**Task objective**
Set down every record exactly as it appears.

**Record extracts**

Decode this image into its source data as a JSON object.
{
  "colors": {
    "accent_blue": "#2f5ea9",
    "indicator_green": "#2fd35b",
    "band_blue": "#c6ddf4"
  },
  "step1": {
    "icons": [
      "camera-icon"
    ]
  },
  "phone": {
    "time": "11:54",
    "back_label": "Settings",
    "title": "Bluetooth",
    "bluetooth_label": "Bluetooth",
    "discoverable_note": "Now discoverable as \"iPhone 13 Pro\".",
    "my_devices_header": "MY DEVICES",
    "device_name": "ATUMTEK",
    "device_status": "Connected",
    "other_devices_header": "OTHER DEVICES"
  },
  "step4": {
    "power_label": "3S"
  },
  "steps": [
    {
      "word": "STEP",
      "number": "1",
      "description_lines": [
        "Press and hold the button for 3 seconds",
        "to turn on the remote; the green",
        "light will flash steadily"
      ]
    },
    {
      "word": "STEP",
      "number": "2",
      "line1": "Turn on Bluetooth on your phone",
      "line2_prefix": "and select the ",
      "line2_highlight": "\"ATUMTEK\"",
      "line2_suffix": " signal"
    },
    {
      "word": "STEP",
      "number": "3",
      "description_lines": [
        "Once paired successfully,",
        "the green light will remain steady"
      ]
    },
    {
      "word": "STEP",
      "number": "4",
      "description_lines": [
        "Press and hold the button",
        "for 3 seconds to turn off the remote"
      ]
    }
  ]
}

**Solved exercise**
Decode this image into its source data as a JSON object.
{
  "colors": {
    "accent_blue": "#2f5ea9",
    "indicator_green": "#2fd35b",
    "band_blue": "#c6ddf4"
  },
  "step1": {
    "icons": [
      "camera-icon"
    ]
  },
  "phone": {
    "time": "11:54",
    "back_label": "Settings",
    "title": "Bluetooth",
    "bluetooth_label": "Bluetooth",
    "discoverable_note": "Now discoverable as \"iPhone 13 Pro\".",
    "my_devices_header": "MY DEVICES",
    "device_name": "ATUMTEK",
    "device_status": "Connected",
    "other_devices_header": "OTHER DEVICES"
  },
  "step4": {
    "power_label": "3S"
  },
  "steps": [
    {
      "word": "STEP",
      "number": "1",
      "description_lines": [
        "Press and hold the button for 3 seconds",
        "to turn on the remote; the green",
        "light will flash steadily"
      ]
    },
    {
      "word": "STEP",
      "number": "2",
      "line1": "Turn on Bluetooth on your phone",
      "line2_prefix": "and select the ",
      "line2_highlight": "\"ATUMTEK\"",
      "line2_suffix": " signal"
    },
    {
      "word": "STEP",
      "number": "3",
      "description_lines": [
        "Once paired successfully,",
        "the green light will remain steady"
      ]
    },
    {
      "word": "STEP",
      "number": "4",
      "description_lines": [
        "Press and hold the button",
        "for 3 seconds to turn off the remote"
      ]
    }
  ]
}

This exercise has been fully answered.